Leadership at ALUSB, with Ryan Findley

Leadership is at the heart of the African Leadership Group, which the ALU School of Business (ALUSB) is part of. We believe that good leadership is the force that will really transform the African continent and help to bring about the African Century. This philosophy is an integral part of what we teach at ALUSB through our V^3 Leadership Model.

In this post, Ryan Findley, an architect of the V^3 Leadership Model, shares insights about how the model was developed with the African leader in mind.

Who is Ryan Findley? What do you do at ALU School of Business?
I am a leadership enthusiast who is currently serving as the Chief Learning Officer (CLO) and Chief Operating Officer (COO) at ALU School of Business. My role puts me in charge of ALUSB’s final products which includes our curriculum, our intensives, or anything we publish. As COO, I am in charge of the team to ensure that we deliver on everything from marketing to student recruitment to student assessment and so on. Those, ultimately, are my responsibilities.

What attracted you to work at ALU School of Business?
It was really exciting to have the opportunity to redefine the MBA. The MBA has been around for about sixty years and it started within the Ivy Leagues of the US. To date, pretty much everyone else has copied it. There is little variation globally in the classes you would take in an MBA, and how you would study an MBA.

Maybe about 10 years ago we began to see an infiltration of part-time programmes and dual degree programmes. Before then, the standard was: you took two years off, went to business school, and after those two years at business school you returned to the working world. So that was the first thing: I felt like we could redesign the model. Not that part-time MBAs aren’t being done, but having an opportunity to solve the dearth of such programmes in Africa is exciting.

Much more exciting, however, was the opportunity to integrate leadership into the MBA. There are not many MBAs out there with a true focus on leadership. Some offer it as an elective or offer a few classes. However, given that leadership is so important in Africa, I couldn’t imagine anything more important than giving MBA students a robust leadership experience. And that was something I believed that we could do better than anyone else in the world.
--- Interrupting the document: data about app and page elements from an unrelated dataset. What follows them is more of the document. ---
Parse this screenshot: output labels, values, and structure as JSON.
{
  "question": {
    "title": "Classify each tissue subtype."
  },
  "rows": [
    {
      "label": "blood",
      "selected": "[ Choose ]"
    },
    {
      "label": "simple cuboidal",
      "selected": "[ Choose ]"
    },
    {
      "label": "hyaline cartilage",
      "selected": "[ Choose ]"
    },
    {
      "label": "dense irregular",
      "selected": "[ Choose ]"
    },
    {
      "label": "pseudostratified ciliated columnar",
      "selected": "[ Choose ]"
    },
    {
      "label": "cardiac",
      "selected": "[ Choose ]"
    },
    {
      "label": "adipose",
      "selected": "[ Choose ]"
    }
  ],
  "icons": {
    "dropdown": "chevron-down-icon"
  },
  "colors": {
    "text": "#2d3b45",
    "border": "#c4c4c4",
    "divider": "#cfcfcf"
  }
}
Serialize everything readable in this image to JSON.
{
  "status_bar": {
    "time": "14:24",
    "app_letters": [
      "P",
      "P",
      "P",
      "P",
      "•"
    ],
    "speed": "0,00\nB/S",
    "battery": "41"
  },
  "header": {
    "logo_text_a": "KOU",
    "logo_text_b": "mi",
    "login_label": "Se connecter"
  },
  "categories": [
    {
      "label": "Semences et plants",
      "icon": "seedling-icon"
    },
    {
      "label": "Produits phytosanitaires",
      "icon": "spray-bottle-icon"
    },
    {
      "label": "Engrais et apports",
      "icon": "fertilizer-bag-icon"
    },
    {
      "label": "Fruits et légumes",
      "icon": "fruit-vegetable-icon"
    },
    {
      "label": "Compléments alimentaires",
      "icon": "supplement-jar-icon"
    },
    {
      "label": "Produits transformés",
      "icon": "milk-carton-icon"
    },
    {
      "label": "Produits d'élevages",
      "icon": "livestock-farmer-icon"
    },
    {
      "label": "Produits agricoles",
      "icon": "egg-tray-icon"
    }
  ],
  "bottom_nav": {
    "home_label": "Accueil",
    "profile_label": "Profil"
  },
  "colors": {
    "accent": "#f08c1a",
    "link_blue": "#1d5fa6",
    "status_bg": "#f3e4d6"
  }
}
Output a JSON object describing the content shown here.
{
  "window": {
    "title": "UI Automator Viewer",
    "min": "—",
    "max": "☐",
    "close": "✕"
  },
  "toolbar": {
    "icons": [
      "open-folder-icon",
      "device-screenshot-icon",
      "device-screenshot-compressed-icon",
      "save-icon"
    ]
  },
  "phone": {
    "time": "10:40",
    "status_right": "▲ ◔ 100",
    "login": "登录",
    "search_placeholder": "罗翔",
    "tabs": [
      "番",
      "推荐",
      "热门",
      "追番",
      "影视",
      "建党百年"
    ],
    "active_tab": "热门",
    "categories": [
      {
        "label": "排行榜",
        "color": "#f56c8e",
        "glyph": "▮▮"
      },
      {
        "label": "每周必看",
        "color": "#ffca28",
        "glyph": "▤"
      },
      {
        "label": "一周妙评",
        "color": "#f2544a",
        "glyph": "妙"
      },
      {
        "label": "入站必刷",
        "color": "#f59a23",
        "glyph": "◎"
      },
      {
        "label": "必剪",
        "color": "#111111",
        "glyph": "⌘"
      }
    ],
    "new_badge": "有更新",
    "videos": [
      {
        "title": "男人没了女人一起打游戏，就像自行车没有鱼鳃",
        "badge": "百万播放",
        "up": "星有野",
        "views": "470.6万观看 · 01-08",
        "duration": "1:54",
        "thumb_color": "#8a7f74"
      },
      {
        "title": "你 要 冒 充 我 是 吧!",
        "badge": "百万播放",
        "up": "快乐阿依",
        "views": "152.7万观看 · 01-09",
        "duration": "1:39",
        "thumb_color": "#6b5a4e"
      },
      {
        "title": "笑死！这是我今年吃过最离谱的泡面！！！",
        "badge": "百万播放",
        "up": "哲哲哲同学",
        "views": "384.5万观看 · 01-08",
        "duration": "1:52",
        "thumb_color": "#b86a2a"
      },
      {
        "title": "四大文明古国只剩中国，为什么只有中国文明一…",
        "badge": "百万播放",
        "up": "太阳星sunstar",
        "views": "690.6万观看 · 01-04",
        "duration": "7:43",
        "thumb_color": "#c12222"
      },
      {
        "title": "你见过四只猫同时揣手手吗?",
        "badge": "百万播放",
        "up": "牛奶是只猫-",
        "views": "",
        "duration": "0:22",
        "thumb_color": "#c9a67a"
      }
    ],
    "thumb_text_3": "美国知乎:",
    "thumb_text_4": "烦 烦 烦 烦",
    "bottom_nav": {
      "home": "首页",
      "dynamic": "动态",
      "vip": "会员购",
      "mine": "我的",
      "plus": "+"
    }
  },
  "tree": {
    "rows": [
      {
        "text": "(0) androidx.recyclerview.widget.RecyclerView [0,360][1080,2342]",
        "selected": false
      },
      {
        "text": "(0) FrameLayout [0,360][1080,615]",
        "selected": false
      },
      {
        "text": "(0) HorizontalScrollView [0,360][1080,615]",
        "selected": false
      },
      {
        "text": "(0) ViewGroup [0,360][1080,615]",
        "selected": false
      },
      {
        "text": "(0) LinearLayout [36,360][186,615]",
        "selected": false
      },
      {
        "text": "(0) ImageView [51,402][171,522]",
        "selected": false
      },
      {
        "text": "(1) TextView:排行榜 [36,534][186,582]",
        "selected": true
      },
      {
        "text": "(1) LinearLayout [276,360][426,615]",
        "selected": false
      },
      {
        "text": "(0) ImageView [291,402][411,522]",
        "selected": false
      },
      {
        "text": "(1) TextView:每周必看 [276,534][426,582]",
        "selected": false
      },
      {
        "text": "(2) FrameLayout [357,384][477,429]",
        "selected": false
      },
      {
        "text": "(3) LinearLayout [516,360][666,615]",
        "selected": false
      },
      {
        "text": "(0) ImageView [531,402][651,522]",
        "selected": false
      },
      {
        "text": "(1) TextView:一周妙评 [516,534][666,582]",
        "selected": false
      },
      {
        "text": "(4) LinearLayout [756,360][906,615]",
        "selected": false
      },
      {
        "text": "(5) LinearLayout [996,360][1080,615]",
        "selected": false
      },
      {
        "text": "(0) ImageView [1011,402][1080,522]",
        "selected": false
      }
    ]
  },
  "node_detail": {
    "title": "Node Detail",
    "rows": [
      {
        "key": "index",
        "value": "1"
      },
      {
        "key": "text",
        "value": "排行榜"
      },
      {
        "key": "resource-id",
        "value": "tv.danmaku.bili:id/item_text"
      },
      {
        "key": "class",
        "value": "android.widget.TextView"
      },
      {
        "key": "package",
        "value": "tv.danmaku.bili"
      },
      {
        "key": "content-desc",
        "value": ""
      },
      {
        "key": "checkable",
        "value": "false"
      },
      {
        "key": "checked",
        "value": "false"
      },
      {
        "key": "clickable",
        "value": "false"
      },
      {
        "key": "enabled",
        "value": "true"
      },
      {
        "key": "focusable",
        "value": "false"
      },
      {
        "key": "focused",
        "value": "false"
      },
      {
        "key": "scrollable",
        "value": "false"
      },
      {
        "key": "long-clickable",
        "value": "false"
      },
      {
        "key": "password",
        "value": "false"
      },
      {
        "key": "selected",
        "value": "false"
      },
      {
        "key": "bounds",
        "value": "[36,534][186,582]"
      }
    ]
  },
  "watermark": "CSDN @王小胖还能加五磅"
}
How was the V^3 Leadership Model that is taught at ALUSB designed?
I was in the room at the inception of V^3. The model was designed with the same premise that we had at the ALU undergraduate programme and at the African Leadership Academy (ALA), which is that leadership on the continent needs to have an entrepreneurial element to it. As our founder, Fred Swaniker likes to say, “the challenges that leaders face on the continent are effectively entrepreneurial challenges.” They are the challenges of an entrepreneur. Therefore, blurring the lines between leadership and entrepreneurship was at the heart of the design process of the V^3 leadership model.

How would you explain the V^3 Leadership Model?
Firstly V^3 stands for: Value, Virtue, and Vision. Being an entrepreneur is about creating Value. Entrepreneurs squeeze out Value from every unit, every store, and every part of the supply chain in order to create Value for their customers, clients, and other stakeholders.

However, if we have people who only know how to maximise and extract Value, we can easily see a point where this becomes exploitative. And that’s where Virtue comes in. You can’t just be someone who creates or delivers Value, you’ve got to be someone who is Virtuous–who is ethical, courageous, resilient. Virtue is treating people well and taking care of stakeholders as much as shareholders. Virtue does not inherently create Value, but when paired with value creation, turns out to be quite a powerful mix.

Vision ties it all together by answering the question: “Where is it all headed?” It provides the direction and the orientation of an organisation, the society, the community, and all other settings where people are working to create value within the boundaries of a set of virtues. It is therefore important that all V’s – Value, Virtue, and Vision – work synergistically with one another.

What impact has ALUSB had on the lives of its students, outside the classroom?
The stories we’ve heard have been really impressive! From students getting raises at work, to students getting triple the money on a business they were selling, to students having their church pastors tell them: “Hey, you’re doing this for all of us.”

The impact is incredible! I’d say almost everyone, on some level, has shared some success from their personal lives, even if it’s about their kids. When their kids see how their parents themselves work hard on their homework, passing tests, and so on, they bond over it.

I think that, into the future, we would get more tangible results around things like job changes, salary improvements, company funding, meeting spouses, et cetera. We are only 14 months in and the impact we are having is already this significant.

Now, imagine where we would be in 14 years! Why not join us now?

Leave a Reply

Your email address will not be published. Required fields are marked *